It is so easy to get trapped in the threat-focused mindset where we are in survival mode. Right now it’s completely understandable. However, you may already know that our “survival mode solutions” can often make our problems worse. Being trapped in the threat-focused system can make the soothing system’s ability to balance and regulate our emotions very difficult.
However! Self-compassion is a way to activate the sometimes elusive powers of the soothing system. Deborah Lee describes it as an antidote to a threat-focused mindset. “The kinder we are (to ourselves and to others), the easier it is to tone down threats and to bring us back to a sense of well-being”.
is a list of ways to engage your compassionate mind and activate your soothing system.
Look for opportunities to relieve suffering, and to support well-being (yours and others)
Focus on helpful and supportive memories with a positive focus
Be mindful, be present and be patient with yourself.
Think of kind and encouraging images, rather than frightening and self-critical ones. Imagine a “safe place” or a “compassionate image”
Do what works and fits with your values. Deal with what frightens you or seems difficult. Take one step at a time. Nurture yourself in practical ways and do what calms you down
Accept negative emotions as messengers and “ride the wave” of those emotions. They will ebb. Instead focus on doing things that make you feel warm, connected and supported.
Remember to just breathe
One of my favourite ways of engaging my compassionate mind is to imagine Jesus as my “compassionate image/perfect nurturer”. This is a figure that is committed to me, wants to help me and takes joy in my happiness.
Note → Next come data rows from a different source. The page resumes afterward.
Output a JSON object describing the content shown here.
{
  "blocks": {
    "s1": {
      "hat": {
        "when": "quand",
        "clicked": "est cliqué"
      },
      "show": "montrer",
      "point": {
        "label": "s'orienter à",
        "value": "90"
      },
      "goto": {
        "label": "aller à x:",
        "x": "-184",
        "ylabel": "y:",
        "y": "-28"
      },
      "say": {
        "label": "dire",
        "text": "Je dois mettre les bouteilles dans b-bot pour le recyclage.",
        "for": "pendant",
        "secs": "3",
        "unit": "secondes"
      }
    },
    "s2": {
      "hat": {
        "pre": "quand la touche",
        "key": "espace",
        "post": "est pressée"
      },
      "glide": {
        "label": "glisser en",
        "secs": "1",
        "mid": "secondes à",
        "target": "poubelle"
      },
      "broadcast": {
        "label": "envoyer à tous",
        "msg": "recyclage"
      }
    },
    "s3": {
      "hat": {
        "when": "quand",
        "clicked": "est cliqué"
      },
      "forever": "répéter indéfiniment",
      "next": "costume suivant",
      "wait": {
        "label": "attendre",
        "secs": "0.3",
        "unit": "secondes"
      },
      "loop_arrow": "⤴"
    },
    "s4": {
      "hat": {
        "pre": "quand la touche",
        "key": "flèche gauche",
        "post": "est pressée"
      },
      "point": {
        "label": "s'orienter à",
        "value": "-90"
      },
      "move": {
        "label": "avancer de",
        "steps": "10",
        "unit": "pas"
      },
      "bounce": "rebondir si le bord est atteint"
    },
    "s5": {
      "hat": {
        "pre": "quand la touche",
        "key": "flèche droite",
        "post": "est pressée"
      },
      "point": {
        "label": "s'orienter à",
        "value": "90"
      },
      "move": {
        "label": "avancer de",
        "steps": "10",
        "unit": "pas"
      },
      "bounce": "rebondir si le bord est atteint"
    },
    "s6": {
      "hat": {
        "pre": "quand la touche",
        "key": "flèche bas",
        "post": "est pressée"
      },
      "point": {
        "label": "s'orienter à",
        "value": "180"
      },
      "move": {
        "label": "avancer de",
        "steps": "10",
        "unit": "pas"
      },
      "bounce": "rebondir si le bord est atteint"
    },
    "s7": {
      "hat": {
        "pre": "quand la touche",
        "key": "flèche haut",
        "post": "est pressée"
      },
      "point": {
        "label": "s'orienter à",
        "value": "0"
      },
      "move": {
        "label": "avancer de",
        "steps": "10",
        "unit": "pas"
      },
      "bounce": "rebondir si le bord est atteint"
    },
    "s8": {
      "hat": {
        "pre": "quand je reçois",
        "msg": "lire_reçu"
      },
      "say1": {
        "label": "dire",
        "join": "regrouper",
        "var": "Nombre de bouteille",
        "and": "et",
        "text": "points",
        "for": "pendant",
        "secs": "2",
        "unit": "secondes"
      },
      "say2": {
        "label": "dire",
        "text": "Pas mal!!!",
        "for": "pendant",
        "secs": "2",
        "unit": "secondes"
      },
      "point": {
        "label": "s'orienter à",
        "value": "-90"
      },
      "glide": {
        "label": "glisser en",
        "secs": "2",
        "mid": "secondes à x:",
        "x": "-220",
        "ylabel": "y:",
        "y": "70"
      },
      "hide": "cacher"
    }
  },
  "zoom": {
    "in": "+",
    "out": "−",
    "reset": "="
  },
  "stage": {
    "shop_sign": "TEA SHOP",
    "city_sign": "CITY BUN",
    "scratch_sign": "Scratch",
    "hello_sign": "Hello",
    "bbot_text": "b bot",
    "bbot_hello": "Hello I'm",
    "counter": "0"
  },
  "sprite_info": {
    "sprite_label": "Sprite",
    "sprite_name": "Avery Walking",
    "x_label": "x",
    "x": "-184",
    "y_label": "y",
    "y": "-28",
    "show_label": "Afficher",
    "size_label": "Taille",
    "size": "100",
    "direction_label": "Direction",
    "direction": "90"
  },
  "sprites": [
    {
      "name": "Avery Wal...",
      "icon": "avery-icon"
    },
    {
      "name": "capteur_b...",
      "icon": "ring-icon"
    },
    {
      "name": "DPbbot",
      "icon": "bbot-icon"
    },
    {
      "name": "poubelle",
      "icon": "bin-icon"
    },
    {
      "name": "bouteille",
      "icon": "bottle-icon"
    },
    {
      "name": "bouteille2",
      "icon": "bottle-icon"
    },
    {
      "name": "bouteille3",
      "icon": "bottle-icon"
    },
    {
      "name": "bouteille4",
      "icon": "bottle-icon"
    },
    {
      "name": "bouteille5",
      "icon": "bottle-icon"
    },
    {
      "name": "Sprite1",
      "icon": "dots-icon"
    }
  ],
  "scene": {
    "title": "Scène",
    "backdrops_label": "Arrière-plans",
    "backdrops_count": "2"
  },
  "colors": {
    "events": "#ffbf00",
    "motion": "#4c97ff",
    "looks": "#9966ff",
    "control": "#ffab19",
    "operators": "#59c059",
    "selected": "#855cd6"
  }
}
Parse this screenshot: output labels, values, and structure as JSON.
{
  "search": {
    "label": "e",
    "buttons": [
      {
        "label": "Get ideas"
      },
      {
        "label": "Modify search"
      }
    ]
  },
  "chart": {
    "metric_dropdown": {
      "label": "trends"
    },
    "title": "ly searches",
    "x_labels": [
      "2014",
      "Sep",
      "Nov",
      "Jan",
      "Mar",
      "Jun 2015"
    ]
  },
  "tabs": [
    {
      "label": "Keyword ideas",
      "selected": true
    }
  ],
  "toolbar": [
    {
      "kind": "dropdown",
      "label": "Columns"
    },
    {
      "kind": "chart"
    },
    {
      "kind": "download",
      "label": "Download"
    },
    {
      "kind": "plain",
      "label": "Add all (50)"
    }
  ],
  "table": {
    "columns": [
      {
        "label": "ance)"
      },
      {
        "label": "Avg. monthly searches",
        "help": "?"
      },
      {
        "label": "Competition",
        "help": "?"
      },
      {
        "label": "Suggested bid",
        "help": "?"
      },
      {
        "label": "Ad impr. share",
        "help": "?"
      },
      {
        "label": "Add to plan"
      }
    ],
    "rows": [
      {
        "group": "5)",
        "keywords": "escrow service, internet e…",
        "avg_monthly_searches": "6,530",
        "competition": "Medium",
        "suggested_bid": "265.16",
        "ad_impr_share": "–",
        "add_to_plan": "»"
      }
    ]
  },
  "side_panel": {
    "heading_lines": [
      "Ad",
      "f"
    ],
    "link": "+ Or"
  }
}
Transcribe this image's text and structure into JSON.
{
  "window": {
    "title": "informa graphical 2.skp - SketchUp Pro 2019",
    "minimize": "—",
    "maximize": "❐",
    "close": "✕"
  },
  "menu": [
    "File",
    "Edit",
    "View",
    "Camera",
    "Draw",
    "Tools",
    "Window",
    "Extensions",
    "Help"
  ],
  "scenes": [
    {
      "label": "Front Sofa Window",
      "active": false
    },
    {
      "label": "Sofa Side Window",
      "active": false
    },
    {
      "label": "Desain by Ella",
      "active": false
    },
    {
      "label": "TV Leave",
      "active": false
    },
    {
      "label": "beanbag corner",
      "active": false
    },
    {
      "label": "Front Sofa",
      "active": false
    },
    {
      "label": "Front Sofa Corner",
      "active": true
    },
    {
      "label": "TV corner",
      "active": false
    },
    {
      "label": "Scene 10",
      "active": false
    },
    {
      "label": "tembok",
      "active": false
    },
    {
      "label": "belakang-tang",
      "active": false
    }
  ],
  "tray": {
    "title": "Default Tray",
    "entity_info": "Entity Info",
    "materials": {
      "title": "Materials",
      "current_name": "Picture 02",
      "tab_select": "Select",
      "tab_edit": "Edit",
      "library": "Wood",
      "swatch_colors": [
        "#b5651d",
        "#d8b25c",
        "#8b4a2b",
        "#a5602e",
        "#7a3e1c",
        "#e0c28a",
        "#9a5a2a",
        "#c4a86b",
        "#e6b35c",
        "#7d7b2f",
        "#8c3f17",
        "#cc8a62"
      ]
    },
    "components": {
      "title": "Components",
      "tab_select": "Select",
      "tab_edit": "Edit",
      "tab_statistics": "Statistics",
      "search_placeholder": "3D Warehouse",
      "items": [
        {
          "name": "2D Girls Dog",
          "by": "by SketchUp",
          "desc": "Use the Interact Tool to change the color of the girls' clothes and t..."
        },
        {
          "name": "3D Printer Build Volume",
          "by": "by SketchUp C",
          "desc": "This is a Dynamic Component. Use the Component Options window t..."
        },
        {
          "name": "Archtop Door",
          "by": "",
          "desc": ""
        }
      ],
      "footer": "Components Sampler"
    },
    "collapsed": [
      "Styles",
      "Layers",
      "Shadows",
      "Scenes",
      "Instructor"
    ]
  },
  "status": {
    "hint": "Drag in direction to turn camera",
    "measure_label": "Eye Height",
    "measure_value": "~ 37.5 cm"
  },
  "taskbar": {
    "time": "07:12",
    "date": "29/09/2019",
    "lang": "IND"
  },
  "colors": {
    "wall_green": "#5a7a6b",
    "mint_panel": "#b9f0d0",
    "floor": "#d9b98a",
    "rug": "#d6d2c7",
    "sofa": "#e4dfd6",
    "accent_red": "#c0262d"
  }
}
They are not overwhelmed by distress but can abide with me. They are wise and understand me intimately. Jesus does all of these. Vividly imagining a perfect nurturer like Jesus creates a sense of safety and activates my soothing system. I like to imagine Jesus sitting right next to me and knowing exactly what I would need to hear. In this particular moment, I imagine him saying:
I have loved you […]with an everlasting love. With unfailing love, I have drawn you to myself. I will rebuild you […]. You will again be happy and dance merrily with tambourines. (Jer. 31: 3-4 NLT)
Try it for yourself and be encouraged.
D. N. Buhle
Have you ever sometimes felt like asking God for just a little so that you don’t get disappointed? Ever felt like you shouldn’t be asking God for much so you’re not seen as greedy? This is unfortunately the case with many Christians. It’s usually easy to say “believe God for the impossible” but because we can’t see God physically and can’t bear the thought of dealing with seeming uncertainty, we often remain at our level and keep asking for just enough to get by.
This “poverty mentality” with God…(continue reading)
One of the questions we often ask as we go through life is what should I be doing right now? For example we could be believing God for something and we have such tremendous faith that we see the vision so clearly. The question then becomes what should we be doing in the interim? Pray, fast and watch?
Looking at a series of examples in the Bible, what is clear is that God often comes to people when they’re in an active state. In other words, they’re not simply lying idle and… (continue reading)